There is, for instance, Rep. Bernie Sanders (I-Vt.), about whom it’s impossible to say a single flattering thing, and organizations like Public Knowledge, Common Cause, and Free Press, whose role, these days, is to be the routinely embarrassing coiners of nonsensical slogans like “Net Neutrality: The First Amendment of the Internet.”

So these, and more, have been roused to high dudgeon by a plan that would allow ISPs to give Internet content providers the opportunity to pay more for a speedier route to consumers.  (Oh no, not that!)

The Media Institute has spent a lot of time with “net neutrality,” and we were pleased that under former FCC chairman Genachowski the FCC adopted a “lite” form of it.  But we also said it was a solution in search of a problem, and that the only lasting effect of it would be to set a precedent for regulation of the theretofore unregulated Internet.

Still, judging by the negative reaction to the modest plan offered by Wheeler – a plan that was in direct response to a court order, and that reportedly keeps in place restrictions against all the kinds of dastardly things ISPs were falsely accused of planning to do – there’s a core of people who can’t get away from the “cause.”

One of the more flamboyant of the bunch is former FCC commissioner Michael Copps, who, on the subject, is reported to have relieved himself of this nugget: “If the Commission subverts the Open Internet by creating a fast lane for the 1 percent and slow lanes for the 99 percent, it would be an insult to both citizens and to the promise of the Net.”

Time will tell whether more people think it’s Wheeler’s plan, or Copps’s statement, which is the greater insult.

The opinions expressed above are those of the writer and not of The Media Institute, its Board, contributors, or advisory councils.

Net Neutrality Decision: A Welcome Development

Tuesday’s decision by the D.C. Circuit Court of Appeals, striking down the FCC’s so-called “net neutrality” regulations, is a welcome development.  As noted by many, these regulations amount to a solution in search of a problem, with the only lasting and real-world effects being the creation of the precedent of governmental oversight of the previously unregulated Internet.

Moreover, and as argued in this space a little over a year ago, there is an international dimension to net neutrality, as the existence of these regulations in the U.S.A. advances the agendas of countries like Russia and China in regulating the Internet through the International Telecommunication Union.

Writing today in the Wall Street Journal, former FCC commissioner Robert McDowell makes a convincing case that, for this reason too, the FCC should abandon any further attempts to promote net neutrality.

For the new FCC chairman, Tom Wheeler, this development threatens the very real prospect of becoming his signature activity for the duration of his term.  This, because if, at the urging of Internet companies like Google, plus the Obama Administration, Wheeler is importuned to try to resurrect the net neutrality rules, he basically has but two options.  One is to appeal the Circuit Court’s decision, and the other is to attempt to reclassify broadband provision as a “telecommunications service,” rather than an “information service,” something that would allow the imposition of net neutrality regs (and who knows what else) by the same authority that the FCC regulates telephone service.

But if Wheeler goes the reclassification route, it will set off congressional fireworks of a sort that will land him and the FCC in a protracted war with telecom companies, and Republican legislators, without any guarantee of success.

Still, one can only imagine the angst among the net neutrality crowd following yesterday’s decision.
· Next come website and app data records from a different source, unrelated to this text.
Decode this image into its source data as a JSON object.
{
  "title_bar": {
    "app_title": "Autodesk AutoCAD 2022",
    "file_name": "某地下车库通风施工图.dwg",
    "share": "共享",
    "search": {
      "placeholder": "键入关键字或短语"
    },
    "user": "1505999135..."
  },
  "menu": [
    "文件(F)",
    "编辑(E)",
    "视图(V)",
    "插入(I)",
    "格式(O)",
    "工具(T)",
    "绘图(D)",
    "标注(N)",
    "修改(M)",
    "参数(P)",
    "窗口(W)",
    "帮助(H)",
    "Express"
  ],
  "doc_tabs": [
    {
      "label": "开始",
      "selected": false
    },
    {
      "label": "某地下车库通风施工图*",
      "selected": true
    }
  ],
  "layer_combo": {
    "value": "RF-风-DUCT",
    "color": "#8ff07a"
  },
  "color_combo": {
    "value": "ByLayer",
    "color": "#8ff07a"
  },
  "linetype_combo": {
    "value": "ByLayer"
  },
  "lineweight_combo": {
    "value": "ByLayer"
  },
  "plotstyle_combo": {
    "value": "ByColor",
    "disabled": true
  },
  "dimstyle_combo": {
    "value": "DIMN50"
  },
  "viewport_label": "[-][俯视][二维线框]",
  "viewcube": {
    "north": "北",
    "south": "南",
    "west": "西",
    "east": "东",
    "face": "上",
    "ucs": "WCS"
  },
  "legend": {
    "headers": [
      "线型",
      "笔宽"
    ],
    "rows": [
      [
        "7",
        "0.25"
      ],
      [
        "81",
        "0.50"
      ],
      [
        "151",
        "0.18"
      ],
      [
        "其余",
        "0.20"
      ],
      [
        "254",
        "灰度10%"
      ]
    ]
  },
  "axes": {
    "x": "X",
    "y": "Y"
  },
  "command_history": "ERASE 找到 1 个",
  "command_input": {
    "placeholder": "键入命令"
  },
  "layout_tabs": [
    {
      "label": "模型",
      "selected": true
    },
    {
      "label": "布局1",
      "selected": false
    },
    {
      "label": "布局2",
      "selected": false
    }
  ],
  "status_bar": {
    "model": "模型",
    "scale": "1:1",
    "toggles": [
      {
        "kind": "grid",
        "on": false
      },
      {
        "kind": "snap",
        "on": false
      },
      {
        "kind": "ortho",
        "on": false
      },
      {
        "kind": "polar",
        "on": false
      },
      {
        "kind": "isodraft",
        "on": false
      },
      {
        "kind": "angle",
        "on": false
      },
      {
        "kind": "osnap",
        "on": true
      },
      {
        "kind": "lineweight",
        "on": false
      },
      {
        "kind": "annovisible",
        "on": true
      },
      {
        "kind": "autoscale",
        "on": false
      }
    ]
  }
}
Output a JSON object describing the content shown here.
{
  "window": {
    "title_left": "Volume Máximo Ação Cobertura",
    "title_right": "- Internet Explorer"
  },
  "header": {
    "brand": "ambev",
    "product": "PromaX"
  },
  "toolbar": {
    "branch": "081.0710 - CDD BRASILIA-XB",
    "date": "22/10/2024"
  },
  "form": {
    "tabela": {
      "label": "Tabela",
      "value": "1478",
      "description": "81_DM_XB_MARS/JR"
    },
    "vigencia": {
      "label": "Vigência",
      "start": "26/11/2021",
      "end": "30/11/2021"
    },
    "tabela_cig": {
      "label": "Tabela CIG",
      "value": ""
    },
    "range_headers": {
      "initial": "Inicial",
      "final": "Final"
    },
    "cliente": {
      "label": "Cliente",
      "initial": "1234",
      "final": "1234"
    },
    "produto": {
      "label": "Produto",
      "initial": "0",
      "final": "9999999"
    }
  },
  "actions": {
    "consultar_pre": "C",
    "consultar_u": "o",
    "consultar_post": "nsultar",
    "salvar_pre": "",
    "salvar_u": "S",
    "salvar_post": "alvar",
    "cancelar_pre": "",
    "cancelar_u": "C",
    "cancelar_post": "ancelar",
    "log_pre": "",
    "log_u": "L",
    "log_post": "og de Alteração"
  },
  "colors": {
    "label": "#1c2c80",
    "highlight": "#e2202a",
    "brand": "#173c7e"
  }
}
As reported in The Hill by Kate Tummarello, Internet companies have “pushed net neutrality with an almost religious fervor.”  Indeed, one of the most ardent pushers, the ludicrous organization called Free Press, coined the sophomoric slogan: “Net neutrality, the First Amendment of the Internet.”

So it’s not at all clear what the FCC’s next step will be, but suffice to say that the Circuit Court’s decision is going to make for some very interesting times there … and elsewhere.

                                               

The opinions expressed above are those of the writer and not of The Media Institute, its Board, contributors, or advisory councils.